State Sen. Lois Court is on a mission. For the past three years, the Denver Democrat has led an effort at the state Capitol to get Colorado motorists to pay more attention to their driving than to their cellphones.
She struck paydirt in 2017, persuading the General Assembly to green light a bill boosting the fines for texting while driving from $50 to $300 and four points on a license. The bill was signed into law later that spring. Since then, the number of texting violations has dropped from a high of 1,473 in 2016 to 481 last year.
But another effort -- to require drivers to keep their hands on the steering wheel instead of the cellphone -- failed to gain traction in that session and the one that followed. Both bills died in the Republican-controlled state Senate; at the time, Sen. Owen Hill told the Denver Post the measure went "too far in replacing personal liberty with fines, fees and regulations."
With Democrats now controlling both the legislative and executive branch, Court believes the third time's the charm, and she's hoping lawmakers will agree to ban the holding of cellphones or other electronic devices while a vehicle is in motion.
Senate Bill 12 doesn't ban the use of cellphones in a vehicle. It would, however, mandate that drivers use either a hands-free accessory, like a mount, for a cellphone or other device, or keep both hands on the wheel.
"Using a cellphone is not illegal" under her bill, Court said. "It's holding it while driving" that's the issue she's trying to address.
For example, a person could be talking on the phone and start to skid on an icy roadway, and that would likely require full attention and both hands. The same sort of distraction exists when someone is driving with a cellphone in one hand and entering a phone number with the other, she said.
There are a number of ways drivers can be distracted while driving that have nothing to do with cellphones, Court said. But the most egregious, according to the State Patrol, is cellphones.
The bill has a number of carve-outs: if a person is a first responder, or is reporting road rage, for example, that would be OK. The measure also doesn't apply to truckers, because federal law is much tougher on this issue, Court said.
Under SB 12, talking and driving could earn a motorist a $300 fine and four points on the driver's license. A second violation could earn a fine of $500 and six points on the license, and a third or subsequent violation could cost a driver $750 and eight points on the license.
A standard driver's license in Colorado has a limit of 12 points over a three-year period before it can be suspended.
The bill applies to more than just cellphones; Court told Colorado Politics that some people even use laptops when driving.
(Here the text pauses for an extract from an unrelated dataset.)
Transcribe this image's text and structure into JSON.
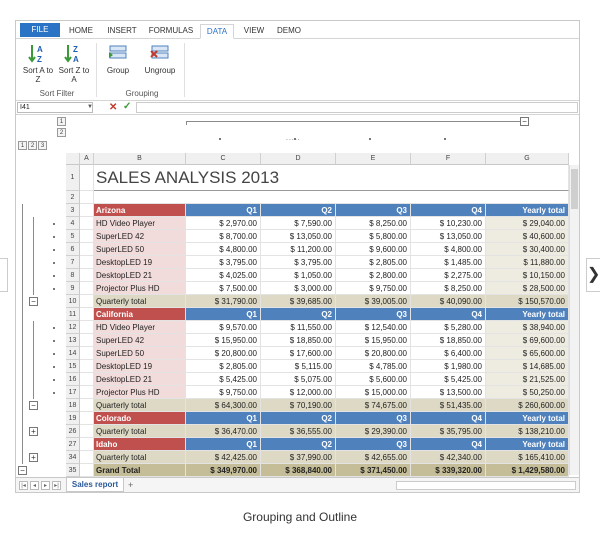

That's not OK under her bill, nor is using electronic games, tablets, pagers or similar devices.
"Both hands should be free" when a vehicle is in motion, Court said. "A car is not a moving phone booth."
In Colorado, according to the Department of Public Safety, distracted drivers cause an average of 40 crashes a day; in 2016, 67 people died because of distracted-driving accidents. The biggest offenders: Those between the ages of 21 and 30, who cause about 29 percent of the accidents.
According to the Governors Highway Safety Association, 16 states already have a ban on cellphone use while driving as a primary offense, meaning a person can be pulled over for that offense alone.
Court said the bill is supported by various groups representing cyclists, motorcyclists and the disabled as well as insurance companies and AAA.
The Colorado State Patrol and Department of Transportation both backed her 2018 measure but have not yet weighed in on the 2019 effort. The only outside opposition to Court's 2018 effort was from the American Civil Liberties Union.
SB 12 will be heard in the Senate Transportation and Energy Committee on Thursday at 1:30 p.m. Its House sponsor is Democratic Rep. Jovan Melton of Aurora.